He was born into slavery in 1856; after emancipation, he was able, through hard work, to overcome extreme poverty, get an education, and become one of the best-known black public speakers and political leaders. During his long and distinguished career, he founded a vocational school for black students, and became friends with numerous white politicians, including presidents and governors. He was very popular in white society, and was frequently asked to be a spokesman on issues that affected the Negro population (black people were called "Negroes" back then).

What made him controversial was his belief that black people should focus mainly on learning a trade, rather than going to college. He also believed that fighting against segregation was not a winning strategy.
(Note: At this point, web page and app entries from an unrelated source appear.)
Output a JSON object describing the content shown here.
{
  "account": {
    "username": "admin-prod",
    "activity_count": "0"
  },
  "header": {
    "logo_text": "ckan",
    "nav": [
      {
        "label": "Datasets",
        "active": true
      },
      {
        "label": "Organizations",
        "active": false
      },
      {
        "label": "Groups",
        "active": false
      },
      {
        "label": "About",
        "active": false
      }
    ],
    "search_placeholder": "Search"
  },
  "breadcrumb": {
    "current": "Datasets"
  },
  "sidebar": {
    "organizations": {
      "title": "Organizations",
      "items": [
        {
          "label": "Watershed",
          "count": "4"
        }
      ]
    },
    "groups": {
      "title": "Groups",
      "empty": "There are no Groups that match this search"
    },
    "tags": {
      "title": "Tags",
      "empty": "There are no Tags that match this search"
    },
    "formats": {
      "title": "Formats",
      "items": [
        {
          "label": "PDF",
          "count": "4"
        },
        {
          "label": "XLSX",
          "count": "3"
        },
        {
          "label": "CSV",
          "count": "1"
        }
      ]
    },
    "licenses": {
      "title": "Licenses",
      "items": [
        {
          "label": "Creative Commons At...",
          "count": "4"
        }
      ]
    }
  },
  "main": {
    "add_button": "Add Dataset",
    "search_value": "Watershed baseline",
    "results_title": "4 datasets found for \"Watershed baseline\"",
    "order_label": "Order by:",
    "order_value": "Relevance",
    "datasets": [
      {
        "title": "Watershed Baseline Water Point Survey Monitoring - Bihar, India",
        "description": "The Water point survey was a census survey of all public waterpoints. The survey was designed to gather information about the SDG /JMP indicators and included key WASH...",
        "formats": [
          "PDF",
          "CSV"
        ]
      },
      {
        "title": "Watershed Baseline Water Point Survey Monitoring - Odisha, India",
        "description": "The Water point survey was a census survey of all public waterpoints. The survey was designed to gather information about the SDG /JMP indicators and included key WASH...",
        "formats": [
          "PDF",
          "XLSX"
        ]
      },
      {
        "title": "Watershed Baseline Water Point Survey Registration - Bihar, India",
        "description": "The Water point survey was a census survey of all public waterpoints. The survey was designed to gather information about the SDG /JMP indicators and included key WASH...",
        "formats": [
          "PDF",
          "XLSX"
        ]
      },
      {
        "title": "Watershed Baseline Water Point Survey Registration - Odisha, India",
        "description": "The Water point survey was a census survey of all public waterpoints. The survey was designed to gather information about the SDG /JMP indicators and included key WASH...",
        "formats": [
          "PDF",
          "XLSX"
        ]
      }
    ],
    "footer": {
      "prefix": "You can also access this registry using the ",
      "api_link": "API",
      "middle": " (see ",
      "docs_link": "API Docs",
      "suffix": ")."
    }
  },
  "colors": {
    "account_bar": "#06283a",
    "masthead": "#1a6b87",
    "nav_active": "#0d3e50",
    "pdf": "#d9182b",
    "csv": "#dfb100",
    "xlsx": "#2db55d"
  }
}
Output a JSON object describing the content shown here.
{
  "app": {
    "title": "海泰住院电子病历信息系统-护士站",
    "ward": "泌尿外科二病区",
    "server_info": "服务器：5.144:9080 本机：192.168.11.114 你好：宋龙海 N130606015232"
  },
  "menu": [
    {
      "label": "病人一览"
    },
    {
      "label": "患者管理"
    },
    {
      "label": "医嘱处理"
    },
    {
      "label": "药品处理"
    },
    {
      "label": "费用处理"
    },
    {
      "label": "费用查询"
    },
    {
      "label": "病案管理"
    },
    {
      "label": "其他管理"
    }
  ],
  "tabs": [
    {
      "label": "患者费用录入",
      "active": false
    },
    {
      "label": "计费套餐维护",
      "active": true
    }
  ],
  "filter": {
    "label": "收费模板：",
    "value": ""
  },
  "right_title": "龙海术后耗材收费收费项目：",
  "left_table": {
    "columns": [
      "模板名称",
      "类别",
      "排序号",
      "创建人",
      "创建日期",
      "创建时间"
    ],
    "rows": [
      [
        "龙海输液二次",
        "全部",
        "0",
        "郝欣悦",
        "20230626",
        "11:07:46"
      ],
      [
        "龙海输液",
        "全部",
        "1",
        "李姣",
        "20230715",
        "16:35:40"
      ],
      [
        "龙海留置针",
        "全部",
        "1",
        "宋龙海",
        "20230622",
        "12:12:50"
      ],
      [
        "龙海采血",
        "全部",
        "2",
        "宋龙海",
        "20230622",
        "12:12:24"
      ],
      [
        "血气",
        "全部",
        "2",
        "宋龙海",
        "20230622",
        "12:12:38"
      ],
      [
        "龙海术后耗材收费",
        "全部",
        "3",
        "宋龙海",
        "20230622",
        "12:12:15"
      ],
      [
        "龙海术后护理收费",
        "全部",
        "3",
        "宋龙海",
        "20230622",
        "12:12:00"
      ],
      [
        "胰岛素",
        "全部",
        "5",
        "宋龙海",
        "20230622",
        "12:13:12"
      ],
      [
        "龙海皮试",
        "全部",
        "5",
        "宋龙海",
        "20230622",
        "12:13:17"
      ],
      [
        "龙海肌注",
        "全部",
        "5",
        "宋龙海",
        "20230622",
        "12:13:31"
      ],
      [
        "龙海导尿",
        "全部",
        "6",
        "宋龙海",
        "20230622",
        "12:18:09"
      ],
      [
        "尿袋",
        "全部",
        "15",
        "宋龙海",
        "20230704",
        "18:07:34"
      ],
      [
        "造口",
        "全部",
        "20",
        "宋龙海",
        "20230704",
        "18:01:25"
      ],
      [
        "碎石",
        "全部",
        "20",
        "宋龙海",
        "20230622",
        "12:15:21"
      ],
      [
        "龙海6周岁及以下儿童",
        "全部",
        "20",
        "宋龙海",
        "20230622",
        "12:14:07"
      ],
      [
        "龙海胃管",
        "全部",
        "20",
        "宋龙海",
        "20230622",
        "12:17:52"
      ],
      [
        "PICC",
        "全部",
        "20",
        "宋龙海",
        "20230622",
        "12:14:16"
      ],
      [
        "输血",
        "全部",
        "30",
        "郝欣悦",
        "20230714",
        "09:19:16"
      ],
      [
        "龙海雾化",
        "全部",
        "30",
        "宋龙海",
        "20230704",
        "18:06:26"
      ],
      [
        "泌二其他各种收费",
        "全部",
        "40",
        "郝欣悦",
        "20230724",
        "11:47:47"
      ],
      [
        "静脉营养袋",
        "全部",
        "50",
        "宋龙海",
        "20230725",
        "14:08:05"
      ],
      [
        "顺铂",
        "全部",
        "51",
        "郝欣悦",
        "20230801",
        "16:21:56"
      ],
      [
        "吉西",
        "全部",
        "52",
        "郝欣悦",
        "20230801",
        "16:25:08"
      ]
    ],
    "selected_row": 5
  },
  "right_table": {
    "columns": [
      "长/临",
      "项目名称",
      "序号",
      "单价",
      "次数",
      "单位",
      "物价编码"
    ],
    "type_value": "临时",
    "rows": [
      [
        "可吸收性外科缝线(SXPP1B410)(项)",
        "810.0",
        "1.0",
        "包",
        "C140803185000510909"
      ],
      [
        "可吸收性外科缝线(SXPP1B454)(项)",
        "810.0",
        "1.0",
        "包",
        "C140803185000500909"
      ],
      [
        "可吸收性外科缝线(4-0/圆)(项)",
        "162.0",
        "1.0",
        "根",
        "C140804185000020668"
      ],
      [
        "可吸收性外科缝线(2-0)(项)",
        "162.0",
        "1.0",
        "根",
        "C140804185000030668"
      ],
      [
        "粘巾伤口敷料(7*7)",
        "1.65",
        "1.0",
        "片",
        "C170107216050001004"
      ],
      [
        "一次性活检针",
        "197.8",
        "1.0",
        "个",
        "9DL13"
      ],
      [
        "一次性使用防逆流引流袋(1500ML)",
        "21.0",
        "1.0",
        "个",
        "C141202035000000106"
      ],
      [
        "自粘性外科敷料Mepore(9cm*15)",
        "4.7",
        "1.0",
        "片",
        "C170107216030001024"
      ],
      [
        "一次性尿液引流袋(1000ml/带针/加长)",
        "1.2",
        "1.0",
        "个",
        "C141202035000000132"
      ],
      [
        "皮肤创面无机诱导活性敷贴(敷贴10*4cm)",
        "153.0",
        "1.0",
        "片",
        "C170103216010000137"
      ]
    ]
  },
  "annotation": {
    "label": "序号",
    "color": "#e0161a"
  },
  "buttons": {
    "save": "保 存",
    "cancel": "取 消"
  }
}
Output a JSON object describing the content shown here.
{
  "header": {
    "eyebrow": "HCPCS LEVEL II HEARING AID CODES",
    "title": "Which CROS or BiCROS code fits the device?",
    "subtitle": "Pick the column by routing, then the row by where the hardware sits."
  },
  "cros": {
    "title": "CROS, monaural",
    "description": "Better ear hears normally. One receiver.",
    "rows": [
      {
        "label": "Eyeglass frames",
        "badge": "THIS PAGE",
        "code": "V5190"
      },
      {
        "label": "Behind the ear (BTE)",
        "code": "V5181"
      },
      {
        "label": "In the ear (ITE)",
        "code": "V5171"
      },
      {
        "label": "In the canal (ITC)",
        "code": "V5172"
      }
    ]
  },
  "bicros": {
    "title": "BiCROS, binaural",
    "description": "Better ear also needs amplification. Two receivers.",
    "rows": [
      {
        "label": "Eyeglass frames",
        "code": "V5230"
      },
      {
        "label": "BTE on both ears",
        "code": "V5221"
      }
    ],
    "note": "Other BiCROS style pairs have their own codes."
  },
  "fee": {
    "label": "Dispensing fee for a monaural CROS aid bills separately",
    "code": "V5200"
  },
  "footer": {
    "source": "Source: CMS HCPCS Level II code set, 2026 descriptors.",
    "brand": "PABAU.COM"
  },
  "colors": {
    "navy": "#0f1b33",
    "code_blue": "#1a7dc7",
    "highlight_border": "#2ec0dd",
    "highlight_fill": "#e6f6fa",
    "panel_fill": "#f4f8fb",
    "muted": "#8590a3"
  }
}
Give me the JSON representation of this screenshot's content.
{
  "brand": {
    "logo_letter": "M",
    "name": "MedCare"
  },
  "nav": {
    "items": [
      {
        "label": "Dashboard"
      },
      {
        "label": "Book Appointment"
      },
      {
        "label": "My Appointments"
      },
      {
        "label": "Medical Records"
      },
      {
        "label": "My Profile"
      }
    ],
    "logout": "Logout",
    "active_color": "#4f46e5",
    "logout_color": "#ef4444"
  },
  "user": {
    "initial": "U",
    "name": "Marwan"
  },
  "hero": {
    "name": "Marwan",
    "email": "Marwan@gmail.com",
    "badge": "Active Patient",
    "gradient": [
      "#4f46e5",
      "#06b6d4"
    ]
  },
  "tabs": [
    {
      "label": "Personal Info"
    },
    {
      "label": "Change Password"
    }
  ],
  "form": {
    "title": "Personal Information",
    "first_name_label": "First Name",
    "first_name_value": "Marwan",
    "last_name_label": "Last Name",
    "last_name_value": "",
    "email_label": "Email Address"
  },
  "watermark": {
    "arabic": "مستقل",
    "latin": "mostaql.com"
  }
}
Rather, he taught patience and understanding, and suggested that if black people were successful as craftsmen/craftswomen, farmers, or tradesmen, they would be able to have a good life and create a separate but equal society.

This put him at odds with some black leaders who wanted to challenge segregation and who believed black people should focus on getting into good colleges and having professional careers, rather than just accepting what seemed like subordinate jobs in society. Washington's defenders said that he absolutely believed that blacks and whites deserved equality, but he felt it was sensible and pragmatic to take things one step at a time.

But both sides agreed that Booker T. Washington was a man of many achievements. He founded the school that is today known as Tuskegee University, his speeches on current issues drew big crowds, and his autobiography, "Up from Slavery" became a best seller. Further, his insistence on honesty, hard work, and self-determination were widely praised, as was his belief that black people needed to learn practical and marketable skills to be able to gain economic security. Even in a culture that was deeply racist and where segregation was accepted, Booker T. Washington was seen as someone who set a very positive example, and overcame difficult circumstances.
Source: Wiki Answers